Chapters 3 and 4 focus on the two most popular approximate likelihood approaches, PQL and the hierarchical GLM (HGLM) approach of Lee & Nelder (2001, 2006) respectively. Simulation studies are presented in Chapter 3 for binary and sparse Poisson data from a range of designs. These studies show that the two main factors associated with estimation biases are the group sizes and the relative magnitude of the variance components (as well as the sparcity of the Poisson data). These studies also suggest that hypothesis testing for fixed effects, against the usual null hypothesis of zero effect, can be reliably conducted using Wald tests using the estimated variance-covariance matrix of the fixed effects from PQL. Finally, they also indicate that the first order Laplace approximation may be useful for calculating approximate likelihood ratio tests for testing variance components. Chapter 4 contains discussion of the HGLM approach of Lee and Nelder, which relies on either a first or second order approximation of the likelihood. Computational issues associated with the use of the HGLM approach are discussed in the context of a Fortran 90 implementation. Further simulation studies show that estimation biases for HGLM approaches are generally much smaller in magnitude than PQL, but the HGLM estimators can also be unstable for binary models with conditional expectations near 0 or 1. Some heuristic arguments for the relative performance of the HGLM approaches versus PQL are also presented.
Estimation biases for the PQL and the HGLMapproaches are compared with Bayesian and GHQ approaches in Chapter 5 using a series of case studies. The approximate likelihood approaches performed reasonably well against Bayesian and GHQ approaches for all case studies presented, with the exception of the Rodriguez & Goldman (2001) datasets, with no finite maximum for the likelihood found using the (second order) HGLM approaches. The second order HGLM approach gave similar estimates to the Bayesian and GHQ approaches in a paired binary simulation study.
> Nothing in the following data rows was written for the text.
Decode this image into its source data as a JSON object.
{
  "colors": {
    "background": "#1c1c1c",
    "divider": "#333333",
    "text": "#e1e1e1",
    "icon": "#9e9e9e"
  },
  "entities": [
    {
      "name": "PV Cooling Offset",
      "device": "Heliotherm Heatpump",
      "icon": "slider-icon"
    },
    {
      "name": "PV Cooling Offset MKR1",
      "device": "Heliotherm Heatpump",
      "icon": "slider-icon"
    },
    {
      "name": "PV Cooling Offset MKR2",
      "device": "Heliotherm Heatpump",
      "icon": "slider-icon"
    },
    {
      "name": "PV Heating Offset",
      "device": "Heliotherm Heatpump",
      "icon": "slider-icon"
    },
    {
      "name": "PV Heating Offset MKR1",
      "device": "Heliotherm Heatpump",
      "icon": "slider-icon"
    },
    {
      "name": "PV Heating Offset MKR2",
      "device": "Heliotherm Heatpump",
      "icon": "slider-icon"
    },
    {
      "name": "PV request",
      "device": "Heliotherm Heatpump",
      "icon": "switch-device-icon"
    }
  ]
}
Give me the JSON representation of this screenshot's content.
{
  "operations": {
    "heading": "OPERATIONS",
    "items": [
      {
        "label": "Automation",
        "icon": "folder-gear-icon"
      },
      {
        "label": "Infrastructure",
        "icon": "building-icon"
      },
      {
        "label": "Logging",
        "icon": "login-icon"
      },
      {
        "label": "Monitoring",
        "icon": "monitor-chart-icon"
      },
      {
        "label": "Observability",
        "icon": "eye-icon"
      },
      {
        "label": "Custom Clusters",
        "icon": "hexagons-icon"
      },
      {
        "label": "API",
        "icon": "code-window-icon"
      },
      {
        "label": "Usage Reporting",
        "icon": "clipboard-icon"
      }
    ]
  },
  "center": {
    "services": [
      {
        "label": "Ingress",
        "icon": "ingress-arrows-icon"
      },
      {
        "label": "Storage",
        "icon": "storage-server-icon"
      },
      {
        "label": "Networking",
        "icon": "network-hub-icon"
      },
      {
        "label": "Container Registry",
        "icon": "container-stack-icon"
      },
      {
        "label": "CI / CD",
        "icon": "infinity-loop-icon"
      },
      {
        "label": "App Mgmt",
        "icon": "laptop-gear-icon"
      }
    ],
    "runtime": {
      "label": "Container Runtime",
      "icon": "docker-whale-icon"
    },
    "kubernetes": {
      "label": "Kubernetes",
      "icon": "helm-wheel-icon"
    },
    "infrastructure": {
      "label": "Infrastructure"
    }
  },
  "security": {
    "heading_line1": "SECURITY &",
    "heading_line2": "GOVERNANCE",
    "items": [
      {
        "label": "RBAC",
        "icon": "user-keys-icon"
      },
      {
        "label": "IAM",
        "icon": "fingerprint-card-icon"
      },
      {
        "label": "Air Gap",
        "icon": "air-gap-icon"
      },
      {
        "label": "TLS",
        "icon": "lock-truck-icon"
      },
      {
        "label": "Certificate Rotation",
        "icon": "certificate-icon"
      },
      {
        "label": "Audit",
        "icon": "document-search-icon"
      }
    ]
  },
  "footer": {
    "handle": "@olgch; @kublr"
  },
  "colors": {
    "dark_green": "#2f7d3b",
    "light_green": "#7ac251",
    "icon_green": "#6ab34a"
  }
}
Despite greater estimation biases, the PQL estimators had lower MSE than the GHQ estimators in a second paired binary (and Poisson) simulation study, in which the Bayesian estimator, with default priors, suffered estimation bias as well. PQL also performed relatively well against other approaches in a simulation study involving a randomised complete block design (RCBD) and in a simulation study involving a spatial GLMM, where PQL was compared with a much more computationally intensive Bayesian approach. These simulations also showed that the “REML-like” correction to the likelihood used by the HGLM and Bayesian approaches can give some positive estimation bias.
Whilst both approximate likelihood approaches had difficulties either in terms of estimation bias or instability, in general they perform relatively well against the other approaches and provide a useful and efficient way of fitting a wide variety of GLMMs. The use of a first or second order HGLM approach is generally preferable to PQL to achieve lower estimation biases. If PQL is employed, it is suggested that the first order Laplace approximation be calculated for approximate testing of variance components.